The key thing to emphasise is that the whole process of reconstructing of the Brazilian Left is taking place outside of the PT. Some groups, naively, are still arguing to remain in the PT in order to recapture it for the left.
We have a optimistic perspective for the 2006 elections, particularly for P-SOL's presidential candidate Helo’sa Helena. Already she is enjoying 5%-6% support nationally in the polls. And amongst the youth she is receiving 12%-14% support.
Helena has a reputation of being a fighter for working-class people. P-SOL also has opportunities for growth in the local and parliamentary elections.
Socialismo Revolucionario is an important part of the process of building a new workers' party, to maintain democracy within P-SOL and to fight for a revolutionary socialist programme.

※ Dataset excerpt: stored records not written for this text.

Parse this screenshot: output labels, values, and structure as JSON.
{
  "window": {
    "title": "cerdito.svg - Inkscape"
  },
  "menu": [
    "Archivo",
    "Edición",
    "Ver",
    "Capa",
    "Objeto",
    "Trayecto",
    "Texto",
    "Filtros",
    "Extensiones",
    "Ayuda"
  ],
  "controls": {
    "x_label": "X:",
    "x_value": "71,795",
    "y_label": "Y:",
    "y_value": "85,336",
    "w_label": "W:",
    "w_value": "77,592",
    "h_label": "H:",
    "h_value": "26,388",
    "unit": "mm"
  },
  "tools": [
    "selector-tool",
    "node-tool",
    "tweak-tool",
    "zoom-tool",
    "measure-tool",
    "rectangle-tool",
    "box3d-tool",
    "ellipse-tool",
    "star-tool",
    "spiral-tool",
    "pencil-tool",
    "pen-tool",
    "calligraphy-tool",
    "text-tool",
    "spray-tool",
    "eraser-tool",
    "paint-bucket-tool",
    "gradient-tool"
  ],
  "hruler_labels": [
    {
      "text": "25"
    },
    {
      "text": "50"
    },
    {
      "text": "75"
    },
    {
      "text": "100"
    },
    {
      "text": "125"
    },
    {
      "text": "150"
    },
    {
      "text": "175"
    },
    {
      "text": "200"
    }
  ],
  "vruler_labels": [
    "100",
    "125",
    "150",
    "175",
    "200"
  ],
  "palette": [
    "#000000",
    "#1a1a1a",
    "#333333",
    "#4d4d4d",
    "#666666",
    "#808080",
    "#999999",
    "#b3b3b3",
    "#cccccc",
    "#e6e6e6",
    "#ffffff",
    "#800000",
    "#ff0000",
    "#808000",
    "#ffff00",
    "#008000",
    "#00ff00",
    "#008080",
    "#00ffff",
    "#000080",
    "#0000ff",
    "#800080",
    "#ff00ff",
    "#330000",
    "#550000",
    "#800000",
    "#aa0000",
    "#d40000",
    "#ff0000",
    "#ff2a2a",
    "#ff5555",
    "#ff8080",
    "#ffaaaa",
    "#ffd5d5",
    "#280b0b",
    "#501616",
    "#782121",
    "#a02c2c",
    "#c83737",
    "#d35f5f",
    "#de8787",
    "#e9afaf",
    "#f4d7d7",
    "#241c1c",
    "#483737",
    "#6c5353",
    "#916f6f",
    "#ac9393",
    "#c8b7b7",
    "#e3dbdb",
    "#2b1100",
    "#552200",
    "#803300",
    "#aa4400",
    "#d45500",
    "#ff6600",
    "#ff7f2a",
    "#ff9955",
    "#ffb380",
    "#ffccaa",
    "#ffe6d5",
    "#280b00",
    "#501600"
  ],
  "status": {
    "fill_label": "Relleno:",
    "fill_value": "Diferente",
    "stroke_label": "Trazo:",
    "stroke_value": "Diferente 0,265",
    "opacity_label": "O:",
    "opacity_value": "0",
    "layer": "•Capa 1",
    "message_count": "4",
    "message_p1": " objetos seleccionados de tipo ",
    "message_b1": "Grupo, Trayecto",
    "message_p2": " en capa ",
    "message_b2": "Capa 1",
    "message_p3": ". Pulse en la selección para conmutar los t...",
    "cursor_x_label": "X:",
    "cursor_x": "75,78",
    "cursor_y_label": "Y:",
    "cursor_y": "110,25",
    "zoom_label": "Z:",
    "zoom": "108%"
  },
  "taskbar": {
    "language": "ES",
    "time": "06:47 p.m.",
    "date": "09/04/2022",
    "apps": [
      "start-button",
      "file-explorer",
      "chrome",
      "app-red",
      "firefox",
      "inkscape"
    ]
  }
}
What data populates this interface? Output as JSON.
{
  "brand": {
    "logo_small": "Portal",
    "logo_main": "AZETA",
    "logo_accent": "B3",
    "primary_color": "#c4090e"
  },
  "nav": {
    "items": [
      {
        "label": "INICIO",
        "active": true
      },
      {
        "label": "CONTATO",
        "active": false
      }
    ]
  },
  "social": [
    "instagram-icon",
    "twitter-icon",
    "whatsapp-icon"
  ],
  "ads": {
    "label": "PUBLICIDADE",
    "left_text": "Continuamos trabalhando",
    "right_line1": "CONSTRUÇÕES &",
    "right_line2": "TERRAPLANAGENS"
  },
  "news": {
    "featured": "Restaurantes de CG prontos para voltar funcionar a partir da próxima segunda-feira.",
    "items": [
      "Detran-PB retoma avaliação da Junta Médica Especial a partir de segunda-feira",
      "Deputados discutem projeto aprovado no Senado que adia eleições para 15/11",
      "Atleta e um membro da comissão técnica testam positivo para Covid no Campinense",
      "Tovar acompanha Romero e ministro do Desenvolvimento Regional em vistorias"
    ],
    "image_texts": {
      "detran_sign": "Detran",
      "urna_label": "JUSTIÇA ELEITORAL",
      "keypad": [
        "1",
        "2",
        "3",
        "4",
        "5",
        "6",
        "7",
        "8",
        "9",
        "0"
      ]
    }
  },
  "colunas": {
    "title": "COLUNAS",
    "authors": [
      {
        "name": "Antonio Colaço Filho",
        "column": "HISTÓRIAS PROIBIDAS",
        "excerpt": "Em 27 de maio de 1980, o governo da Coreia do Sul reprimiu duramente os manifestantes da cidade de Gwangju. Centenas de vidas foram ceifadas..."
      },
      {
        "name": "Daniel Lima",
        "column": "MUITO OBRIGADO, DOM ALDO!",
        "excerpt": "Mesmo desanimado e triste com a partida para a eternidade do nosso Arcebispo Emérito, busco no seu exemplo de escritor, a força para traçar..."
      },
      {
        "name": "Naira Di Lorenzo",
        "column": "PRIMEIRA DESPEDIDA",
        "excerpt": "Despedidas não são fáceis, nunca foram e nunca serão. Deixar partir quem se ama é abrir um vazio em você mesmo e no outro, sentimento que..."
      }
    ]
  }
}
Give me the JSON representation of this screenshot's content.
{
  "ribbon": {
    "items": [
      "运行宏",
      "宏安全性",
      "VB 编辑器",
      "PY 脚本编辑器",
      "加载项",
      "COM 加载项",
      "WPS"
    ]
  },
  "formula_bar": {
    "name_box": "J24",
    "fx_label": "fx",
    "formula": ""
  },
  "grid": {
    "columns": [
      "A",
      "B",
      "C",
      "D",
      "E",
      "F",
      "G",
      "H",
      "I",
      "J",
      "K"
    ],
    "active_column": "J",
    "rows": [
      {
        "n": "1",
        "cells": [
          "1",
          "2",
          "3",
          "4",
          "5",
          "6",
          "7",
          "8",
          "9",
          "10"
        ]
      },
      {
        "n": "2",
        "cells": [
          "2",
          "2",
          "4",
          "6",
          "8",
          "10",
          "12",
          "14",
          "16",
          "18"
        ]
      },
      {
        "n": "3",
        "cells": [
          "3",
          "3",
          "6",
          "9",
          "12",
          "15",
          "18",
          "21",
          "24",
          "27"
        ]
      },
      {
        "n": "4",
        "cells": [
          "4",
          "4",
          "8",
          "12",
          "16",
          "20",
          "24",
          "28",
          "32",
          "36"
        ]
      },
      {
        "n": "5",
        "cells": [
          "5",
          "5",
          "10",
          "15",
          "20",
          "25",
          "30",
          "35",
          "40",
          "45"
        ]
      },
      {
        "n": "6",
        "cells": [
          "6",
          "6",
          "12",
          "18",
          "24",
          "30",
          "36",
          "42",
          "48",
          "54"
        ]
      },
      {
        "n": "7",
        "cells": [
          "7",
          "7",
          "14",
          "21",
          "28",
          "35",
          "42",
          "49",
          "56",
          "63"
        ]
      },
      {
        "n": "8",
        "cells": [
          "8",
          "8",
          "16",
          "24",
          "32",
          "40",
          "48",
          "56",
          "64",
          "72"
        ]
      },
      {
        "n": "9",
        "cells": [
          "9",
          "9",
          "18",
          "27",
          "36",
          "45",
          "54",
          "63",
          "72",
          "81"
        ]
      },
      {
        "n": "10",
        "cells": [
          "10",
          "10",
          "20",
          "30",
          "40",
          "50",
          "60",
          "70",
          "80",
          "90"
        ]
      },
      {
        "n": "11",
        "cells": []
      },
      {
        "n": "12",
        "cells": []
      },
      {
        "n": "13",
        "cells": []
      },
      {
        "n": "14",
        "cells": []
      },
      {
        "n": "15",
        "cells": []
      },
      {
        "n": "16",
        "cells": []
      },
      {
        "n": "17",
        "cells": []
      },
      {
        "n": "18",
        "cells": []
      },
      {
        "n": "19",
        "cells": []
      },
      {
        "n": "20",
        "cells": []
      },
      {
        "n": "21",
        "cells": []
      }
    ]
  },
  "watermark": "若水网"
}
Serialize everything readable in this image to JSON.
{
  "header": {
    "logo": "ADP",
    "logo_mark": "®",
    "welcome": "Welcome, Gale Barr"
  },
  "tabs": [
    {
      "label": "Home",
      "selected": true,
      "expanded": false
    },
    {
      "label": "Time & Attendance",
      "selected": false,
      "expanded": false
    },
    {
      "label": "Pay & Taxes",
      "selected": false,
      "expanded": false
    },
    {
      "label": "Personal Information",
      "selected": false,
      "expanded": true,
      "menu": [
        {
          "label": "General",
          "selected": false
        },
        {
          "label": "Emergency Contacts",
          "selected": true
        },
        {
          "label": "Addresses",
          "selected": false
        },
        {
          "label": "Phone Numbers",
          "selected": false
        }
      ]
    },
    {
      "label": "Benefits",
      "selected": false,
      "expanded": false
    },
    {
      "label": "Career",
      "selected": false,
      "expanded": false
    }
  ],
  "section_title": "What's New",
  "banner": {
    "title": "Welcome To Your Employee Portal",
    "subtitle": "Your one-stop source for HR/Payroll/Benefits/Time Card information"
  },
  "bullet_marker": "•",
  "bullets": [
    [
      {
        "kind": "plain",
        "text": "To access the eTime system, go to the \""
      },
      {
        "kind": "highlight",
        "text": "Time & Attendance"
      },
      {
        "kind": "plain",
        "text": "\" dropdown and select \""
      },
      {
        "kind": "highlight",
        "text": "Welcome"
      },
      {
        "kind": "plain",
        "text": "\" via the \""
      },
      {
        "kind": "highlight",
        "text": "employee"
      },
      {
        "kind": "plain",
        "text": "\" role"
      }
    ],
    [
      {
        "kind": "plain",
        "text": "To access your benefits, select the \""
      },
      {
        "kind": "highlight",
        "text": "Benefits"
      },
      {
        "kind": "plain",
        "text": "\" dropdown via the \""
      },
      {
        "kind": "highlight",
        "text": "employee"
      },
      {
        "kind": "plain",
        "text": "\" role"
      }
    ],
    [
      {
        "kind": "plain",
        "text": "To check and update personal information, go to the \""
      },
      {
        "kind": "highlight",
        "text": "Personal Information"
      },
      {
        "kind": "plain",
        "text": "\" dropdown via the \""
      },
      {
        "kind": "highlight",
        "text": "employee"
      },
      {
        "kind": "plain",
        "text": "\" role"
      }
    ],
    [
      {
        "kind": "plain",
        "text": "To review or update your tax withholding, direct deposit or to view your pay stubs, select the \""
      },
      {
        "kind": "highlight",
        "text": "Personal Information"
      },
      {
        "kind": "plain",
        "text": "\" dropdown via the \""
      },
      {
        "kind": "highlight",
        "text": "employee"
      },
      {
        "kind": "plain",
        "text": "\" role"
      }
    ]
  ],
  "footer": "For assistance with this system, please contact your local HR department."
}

Brazil, as well as being the world football champions, also has the dubious record of being the world champions in terms of social inequalites. If we work correctly Brazil can be changed to become the world champions of struggle to end the nightmare conditions of capitalism."
THE IMPEACHMENT of Workers' Party (PT) deputy Jose Dirceau (president Lula's right-hand man), as part of the unravelling cash-for-votes scandal, has intensified the most severe political crisis in Brazil since president Collor de Mello was forced to resign in 1992, after mass protests against corruption..
As a minority party in Congress which rules through a parliamentary coalition, the PT paid monthly bribes of $12,000 to deputies from other parties and manipulated the system of appointments to state-run companies.
Lula has attempted to distance himself from the scandal stating ignorance of the affair and disingenuously claiming that it is a right-wing plot to undermine him!
So far 18 congressmen, including the PT's president José Geonoino, treasurer Delœbio Soares and general secretary Silvio Pereira, have all stepped down.
Political corruption is no stranger to Brazil's political system. The president before Lula, Fernando Cardoso, was able to be re-elected for a second mandate by buying votes. Eduardo Azevedo the president of the PSDB (Social Democratic Party, Brazil) - the party of the former president - has also been forced to resign because of the corruption scandals.
In The Socialist 8 December 2005: